● **Dataset excerpts**:
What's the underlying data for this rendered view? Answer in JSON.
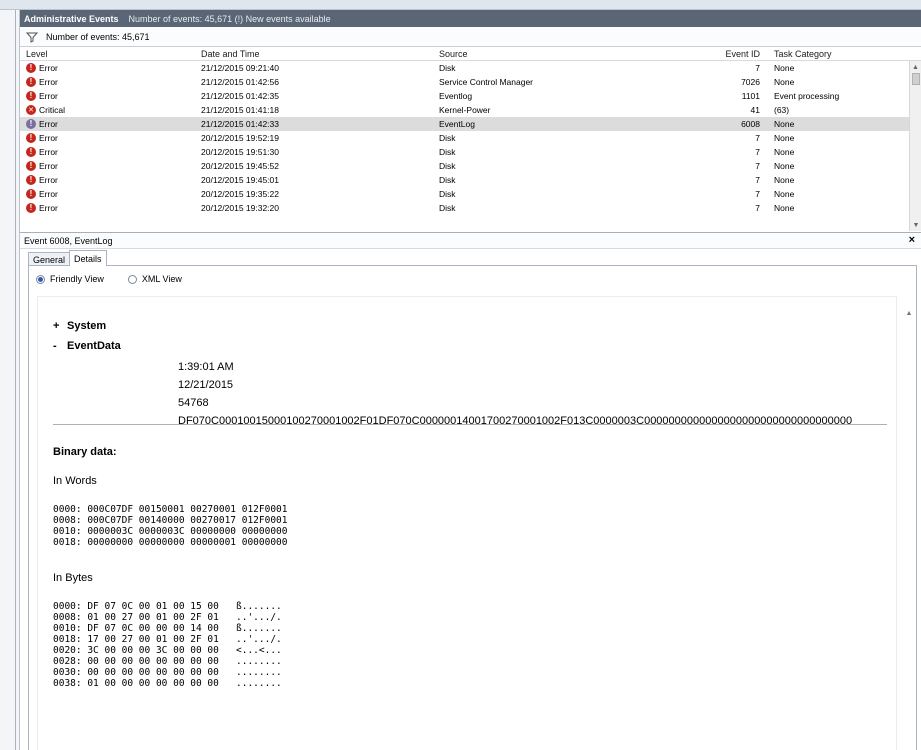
{
  "titlebar": {
    "title": "Administrative Events",
    "info": "Number of events: 45,671 (!) New events available"
  },
  "filterbar": {
    "label": "Number of events: 45,671"
  },
  "grid": {
    "columns": [
      "Level",
      "Date and Time",
      "Source",
      "Event ID",
      "Task Category"
    ],
    "rows": [
      {
        "level": "Error",
        "date": "21/12/2015 09:21:40",
        "source": "Disk",
        "id": "7",
        "cat": "None"
      },
      {
        "level": "Error",
        "date": "21/12/2015 01:42:56",
        "source": "Service Control Manager",
        "id": "7026",
        "cat": "None"
      },
      {
        "level": "Error",
        "date": "21/12/2015 01:42:35",
        "source": "Eventlog",
        "id": "1101",
        "cat": "Event processing"
      },
      {
        "level": "Critical",
        "date": "21/12/2015 01:41:18",
        "source": "Kernel-Power",
        "id": "41",
        "cat": "(63)"
      },
      {
        "level": "Error",
        "date": "21/12/2015 01:42:33",
        "source": "EventLog",
        "id": "6008",
        "cat": "None"
      },
      {
        "level": "Error",
        "date": "20/12/2015 19:52:19",
        "source": "Disk",
        "id": "7",
        "cat": "None"
      },
      {
        "level": "Error",
        "date": "20/12/2015 19:51:30",
        "source": "Disk",
        "id": "7",
        "cat": "None"
      },
      {
        "level": "Error",
        "date": "20/12/2015 19:45:52",
        "source": "Disk",
        "id": "7",
        "cat": "None"
      },
      {
        "level": "Error",
        "date": "20/12/2015 19:45:01",
        "source": "Disk",
        "id": "7",
        "cat": "None"
      },
      {
        "level": "Error",
        "date": "20/12/2015 19:35:22",
        "source": "Disk",
        "id": "7",
        "cat": "None"
      },
      {
        "level": "Error",
        "date": "20/12/2015 19:32:20",
        "source": "Disk",
        "id": "7",
        "cat": "None"
      }
    ],
    "selected_index": 4
  },
  "detail": {
    "title": "Event 6008, EventLog",
    "close": "×",
    "tabs": [
      "General",
      "Details"
    ],
    "active_tab": "Details",
    "view_friendly": "Friendly View",
    "view_xml": "XML View",
    "tree": {
      "system_sign": "+",
      "system_label": "System",
      "eventdata_sign": "-",
      "eventdata_label": "EventData"
    },
    "eventdata": [
      "1:39:01 AM",
      "12/21/2015",
      "54768",
      "DF070C000100150001002700010​02F01DF070C00000014001700270001002F013C0000003C0000000000000000000000000000000000"
    ],
    "binary_title": "Binary data:",
    "in_words_label": "In Words",
    "words": "0000: 000C07DF 00150001 00270001 012F0001\n0008: 000C07DF 00140000 00270017 012F0001\n0010: 0000003C 0000003C 00000000 00000000\n0018: 00000000 00000000 00000001 00000000",
    "in_bytes_label": "In Bytes",
    "bytes": "0000: DF 07 0C 00 01 00 15 00   ß.......\n0008: 01 00 27 00 01 00 2F 01   ..'.../.\n0010: DF 07 0C 00 00 00 14 00   ß.......\n0018: 17 00 27 00 01 00 2F 01   ..'.../.\n0020: 3C 00 00 00 3C 00 00 00   <...<...\n0028: 00 00 00 00 00 00 00 00   ........\n0030: 00 00 00 00 00 00 00 00   ........\n0038: 01 00 00 00 00 00 00 00   ........"
  },
  "colors": {
    "error_icon": "#c4271c",
    "titlebar_bg": "#5a6575",
    "selected_row": "#dcdcdc"
  }
}
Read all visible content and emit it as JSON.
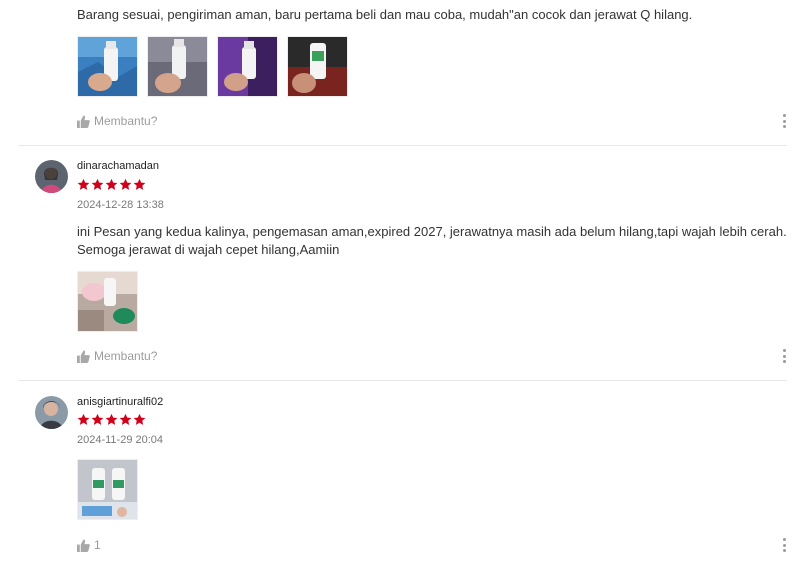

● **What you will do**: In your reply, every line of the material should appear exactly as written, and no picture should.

● **Solution for this task**:
What's the underlying data for this rendered view? Answer in JSON.
{
  "titlebar": {
    "title": "Administrative Events",
    "info": "Number of events: 45,671 (!) New events available"
  },
  "filterbar": {
    "label": "Number of events: 45,671"
  },
  "grid": {
    "columns": [
      "Level",
      "Date and Time",
      "Source",
      "Event ID",
      "Task Category"
    ],
    "rows": [
      {
        "level": "Error",
        "date": "21/12/2015 09:21:40",
        "source": "Disk",
        "id": "7",
        "cat": "None"
      },
      {
        "level": "Error",
        "date": "21/12/2015 01:42:56",
        "source": "Service Control Manager",
        "id": "7026",
        "cat": "None"
      },
      {
        "level": "Error",
        "date": "21/12/2015 01:42:35",
        "source": "Eventlog",
        "id": "1101",
        "cat": "Event processing"
      },
      {
        "level": "Critical",
        "date": "21/12/2015 01:41:18",
        "source": "Kernel-Power",
        "id": "41",
        "cat": "(63)"
      },
      {
        "level": "Error",
        "date": "21/12/2015 01:42:33",
        "source": "EventLog",
        "id": "6008",
        "cat": "None"
      },
      {
        "level": "Error",
        "date": "20/12/2015 19:52:19",
        "source": "Disk",
        "id": "7",
        "cat": "None"
      },
      {
        "level": "Error",
        "date": "20/12/2015 19:51:30",
        "source": "Disk",
        "id": "7",
        "cat": "None"
      },
      {
        "level": "Error",
        "date": "20/12/2015 19:45:52",
        "source": "Disk",
        "id": "7",
        "cat": "None"
      },
      {
        "level": "Error",
        "date": "20/12/2015 19:45:01",
        "source": "Disk",
        "id": "7",
        "cat": "None"
      },
      {
        "level": "Error",
        "date": "20/12/2015 19:35:22",
        "source": "Disk",
        "id": "7",
        "cat": "None"
      },
      {
        "level": "Error",
        "date": "20/12/2015 19:32:20",
        "source": "Disk",
        "id": "7",
        "cat": "None"
      }
    ],
    "selected_index": 4
  },
  "detail": {
    "title": "Event 6008, EventLog",
    "close": "×",
    "tabs": [
      "General",
      "Details"
    ],
    "active_tab": "Details",
    "view_friendly": "Friendly View",
    "view_xml": "XML View",
    "tree": {
      "system_sign": "+",
      "system_label": "System",
      "eventdata_sign": "-",
      "eventdata_label": "EventData"
    },
    "eventdata": [
      "1:39:01 AM",
      "12/21/2015",
      "54768",
      "DF070C000100150001002700010​02F01DF070C00000014001700270001002F013C0000003C0000000000000000000000000000000000"
    ],
    "binary_title": "Binary data:",
    "in_words_label": "In Words",
    "words": "0000: 000C07DF 00150001 00270001 012F0001\n0008: 000C07DF 00140000 00270017 012F0001\n0010: 0000003C 0000003C 00000000 00000000\n0018: 00000000 00000000 00000001 00000000",
    "in_bytes_label": "In Bytes",
    "bytes": "0000: DF 07 0C 00 01 00 15 00   ß.......\n0008: 01 00 27 00 01 00 2F 01   ..'.../.\n0010: DF 07 0C 00 00 00 14 00   ß.......\n0018: 17 00 27 00 01 00 2F 01   ..'.../.\n0020: 3C 00 00 00 3C 00 00 00   <...<...\n0028: 00 00 00 00 00 00 00 00   ........\n0030: 00 00 00 00 00 00 00 00   ........\n0038: 01 00 00 00 00 00 00 00   ........"
  },
  "colors": {
    "error_icon": "#c4271c",
    "titlebar_bg": "#5a6575",
    "selected_row": "#dcdcdc"
  }
}
Read all visible content and emit it as JSON.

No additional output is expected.